#### Supplied material
---

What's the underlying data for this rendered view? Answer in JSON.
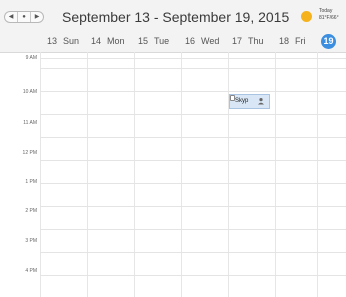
{
  "nav": {
    "prev": "◀",
    "today": "●",
    "next": "▶"
  },
  "title": "September 13 - September 19, 2015",
  "weather": {
    "line1": "Today",
    "line2": "81°F/66°"
  },
  "days": [
    {
      "num": "13",
      "name": "Sun"
    },
    {
      "num": "14",
      "name": "Mon"
    },
    {
      "num": "15",
      "name": "Tue"
    },
    {
      "num": "16",
      "name": "Wed"
    },
    {
      "num": "17",
      "name": "Thu"
    },
    {
      "num": "18",
      "name": "Fri"
    },
    {
      "num": "19",
      "name": ""
    }
  ],
  "times": [
    "9 AM",
    "10 AM",
    "11 AM",
    "12 PM",
    "1 PM",
    "2 PM",
    "3 PM",
    "4 PM"
  ],
  "event": {
    "label": "Skyp"
  },
  "colors": {
    "today": "#3b8ee0",
    "event_fill": "#d8e6f5",
    "sun": "#f6b21b"
  }
}
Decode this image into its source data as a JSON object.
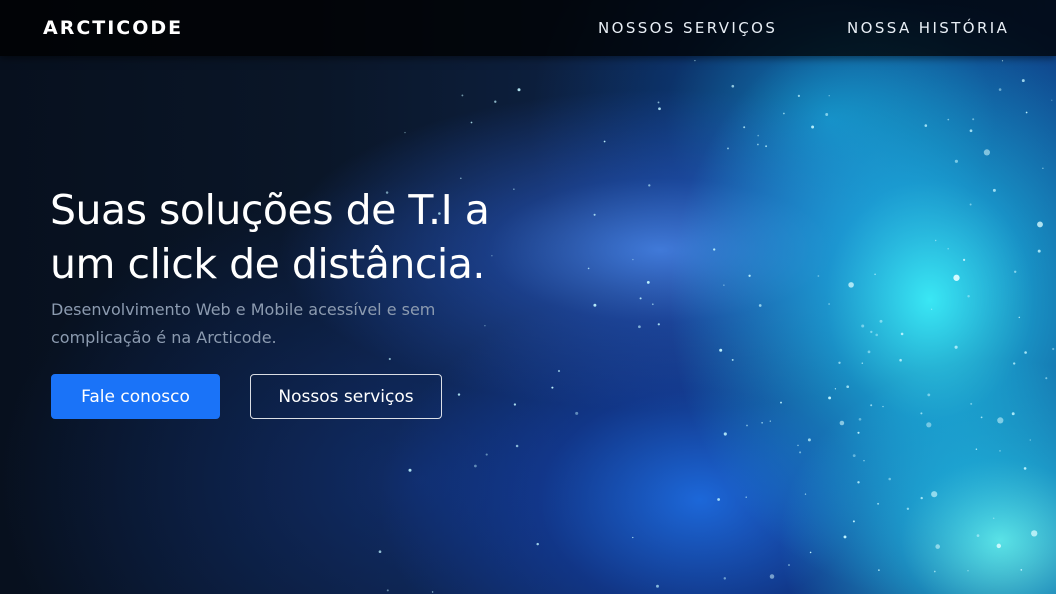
{
  "navbar": {
    "brand": "ARCTICODE",
    "links": [
      {
        "label": "NOSSOS SERVIÇOS"
      },
      {
        "label": "NOSSA HISTÓRIA"
      }
    ]
  },
  "hero": {
    "title_line1": "Suas soluções de T.I a",
    "title_line2": "um click de distância.",
    "subtitle_line1": "Desenvolvimento Web e Mobile acessível e sem",
    "subtitle_line2": "complicação é na Arcticode.",
    "primary_button": "Fale conosco",
    "secondary_button": "Nossos serviços"
  },
  "colors": {
    "primary_button": "#1a73f8",
    "navbar_background": "#000000",
    "aurora_cyan": "#3cf0fa",
    "subtitle_text": "#8c9bb0"
  }
}
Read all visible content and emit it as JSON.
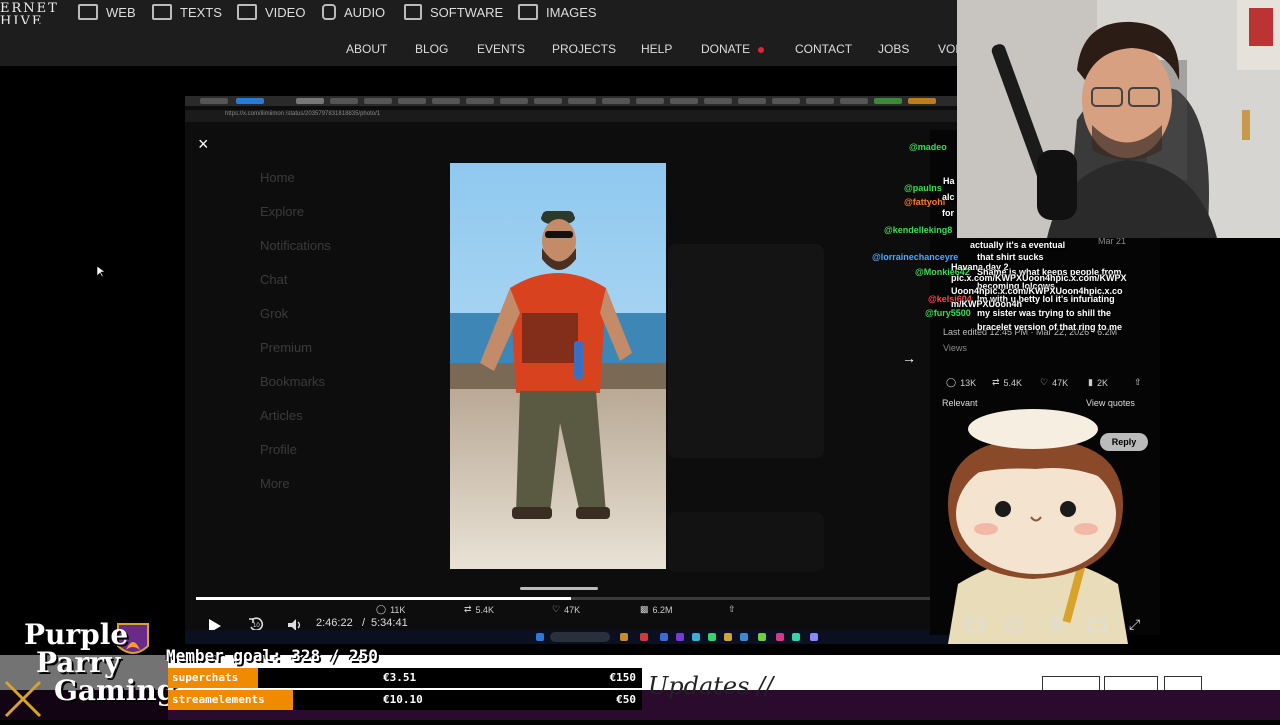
{
  "site": {
    "logo_lines": [
      "ERNET",
      "HIVE"
    ],
    "categories": [
      {
        "label": "WEB",
        "icon": "web-icon"
      },
      {
        "label": "TEXTS",
        "icon": "book-icon"
      },
      {
        "label": "VIDEO",
        "icon": "film-icon"
      },
      {
        "label": "AUDIO",
        "icon": "speaker-icon"
      },
      {
        "label": "SOFTWARE",
        "icon": "floppy-icon"
      },
      {
        "label": "IMAGES",
        "icon": "image-icon"
      }
    ],
    "subnav": [
      "ABOUT",
      "BLOG",
      "EVENTS",
      "PROJECTS",
      "HELP",
      "DONATE",
      "CONTACT",
      "JOBS",
      "VOL"
    ]
  },
  "browser": {
    "url": "https://x.com/ilimiimon /status/2035797831818835/photo/1",
    "tweet_menu": [
      "Home",
      "Explore",
      "Notifications",
      "Chat",
      "Grok",
      "Premium",
      "Bookmarks",
      "Articles",
      "Profile",
      "More"
    ]
  },
  "player": {
    "close_glyph": "×",
    "next_glyph": "→",
    "time_current": "2:46:22",
    "time_separator": "/",
    "time_total": "5:34:41",
    "progress": 0.497,
    "replies": "11K",
    "reposts": "5.4K",
    "likes": "47K",
    "views": "6.2M",
    "skip_label": "10"
  },
  "tweet_panel": {
    "meta": "Last edited 12:45 PM · Mar 22, 2026 · 6.2M",
    "views_label": "Views",
    "replies": "13K",
    "reposts": "5.4K",
    "likes": "47K",
    "bookmarks": "2K",
    "sort": "Relevant",
    "view_quotes": "View quotes",
    "reply_button": "Reply",
    "date_fragment": "Mar 21"
  },
  "chat": [
    {
      "user": "@madeo",
      "color": "#3ddc55",
      "msg": ""
    },
    {
      "user": "@paulns",
      "color": "#3ddc55",
      "msg": "Ha"
    },
    {
      "user": "@fattyohi",
      "color": "#ff7a2a",
      "msg": "alc"
    },
    {
      "user": "",
      "color": "#ffffff",
      "msg": "for"
    },
    {
      "user": "@kendelleking8",
      "color": "#3ddc55",
      "msg": ""
    },
    {
      "user": "",
      "color": "#ffffff",
      "msg": "actually it's a eventual"
    },
    {
      "user": "",
      "color": "#ffffff",
      "msg": "that shirt sucks"
    },
    {
      "user": "@lorrainechanceyre",
      "color": "#4aa8ff",
      "msg": "Havana day 2"
    },
    {
      "user": "@Monkie642",
      "color": "#3ddc55",
      "msg": "Shame is what keeps people from"
    },
    {
      "user": "",
      "color": "#ffffff",
      "msg": "pic.x.com/KWPXUoon4hpic.x.com/KWPX"
    },
    {
      "user": "",
      "color": "#ffffff",
      "msg": "becoming lolcows"
    },
    {
      "user": "",
      "color": "#ffffff",
      "msg": "Uoon4hpic.x.com/KWPXUoon4hpic.x.co"
    },
    {
      "user": "@kelsi604",
      "color": "#ff4a4a",
      "msg": "Im with u betty lol it's infuriating"
    },
    {
      "user": "",
      "color": "#ffffff",
      "msg": "m/KWPXUoon4h"
    },
    {
      "user": "@fury5500",
      "color": "#3ddc55",
      "msg": "my sister was trying to shill the"
    },
    {
      "user": "",
      "color": "#ffffff",
      "msg": "bracelet version of that ring to me"
    }
  ],
  "overlay": {
    "logo_lines": [
      "Purple",
      "Parry",
      "Gaming"
    ],
    "member_goal": "Member goal: 328 / 250",
    "goals": [
      {
        "label": "superchats",
        "current": "€3.51",
        "target": "€150",
        "color": "#f08a00",
        "fraction": 0.023
      },
      {
        "label": "streamelements",
        "current": "€10.10",
        "target": "€50",
        "color": "#f08a00",
        "fraction": 0.202
      }
    ],
    "updates_text": "Updates //"
  }
}
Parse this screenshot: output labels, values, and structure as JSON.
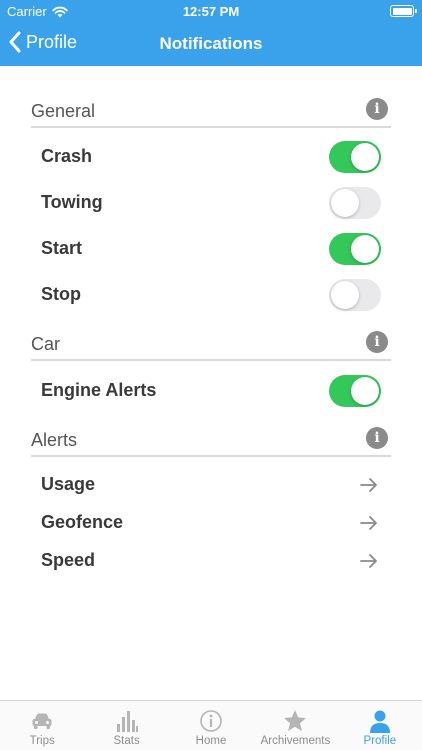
{
  "status": {
    "carrier": "Carrier",
    "time": "12:57 PM"
  },
  "nav": {
    "back_label": "Profile",
    "title": "Notifications"
  },
  "sections": [
    {
      "title": "General",
      "items": [
        {
          "label": "Crash",
          "on": true
        },
        {
          "label": "Towing",
          "on": false
        },
        {
          "label": "Start",
          "on": true
        },
        {
          "label": "Stop",
          "on": false
        }
      ]
    },
    {
      "title": "Car",
      "items": [
        {
          "label": "Engine Alerts",
          "on": true
        }
      ]
    },
    {
      "title": "Alerts",
      "items": [
        {
          "label": "Usage"
        },
        {
          "label": "Geofence"
        },
        {
          "label": "Speed"
        }
      ]
    }
  ],
  "tabs": [
    {
      "label": "Trips",
      "icon": "car-icon"
    },
    {
      "label": "Stats",
      "icon": "bar-chart-icon"
    },
    {
      "label": "Home",
      "icon": "info-circle-icon"
    },
    {
      "label": "Archivements",
      "icon": "star-icon"
    },
    {
      "label": "Profile",
      "icon": "person-icon",
      "active": true
    }
  ],
  "colors": {
    "accent": "#3aa2eb",
    "toggle_on": "#34c759",
    "toggle_off": "#e9e9eb",
    "icon_gray": "#8a8a8a"
  }
}
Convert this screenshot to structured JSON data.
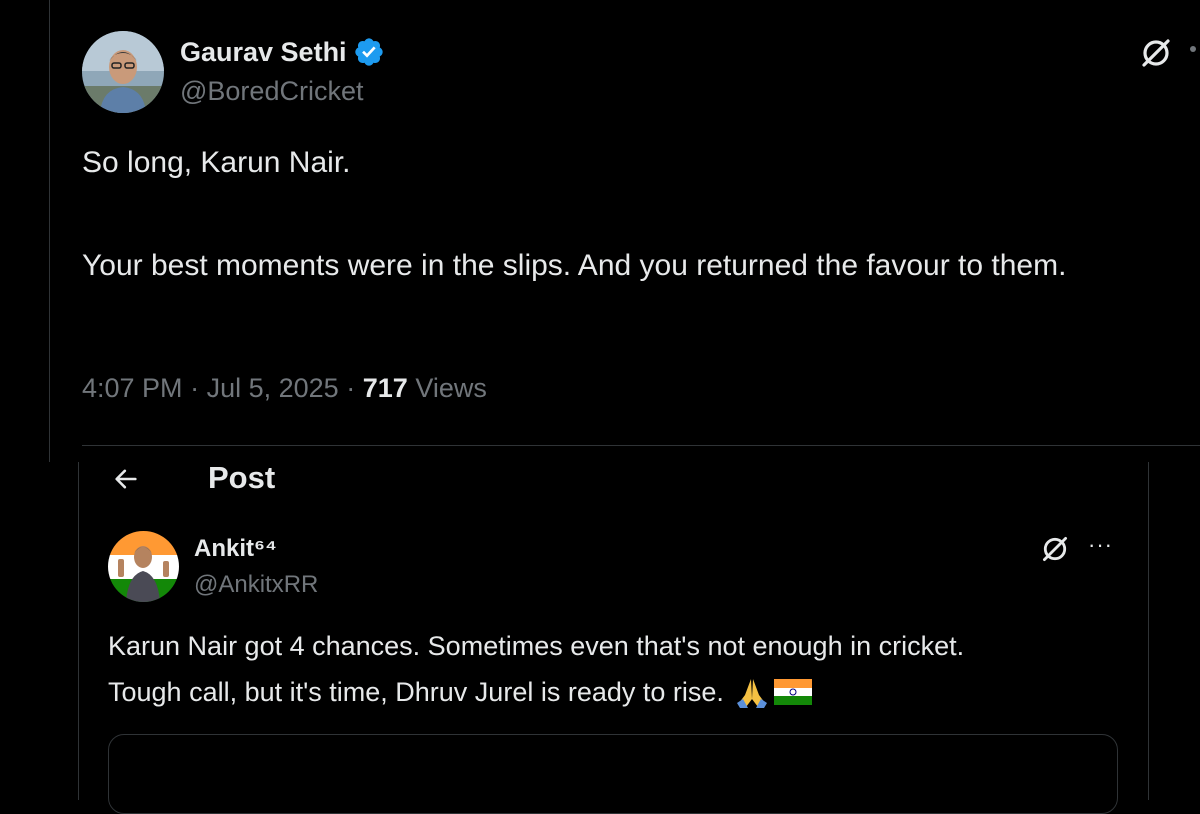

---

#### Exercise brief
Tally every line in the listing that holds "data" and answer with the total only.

#### Reply
3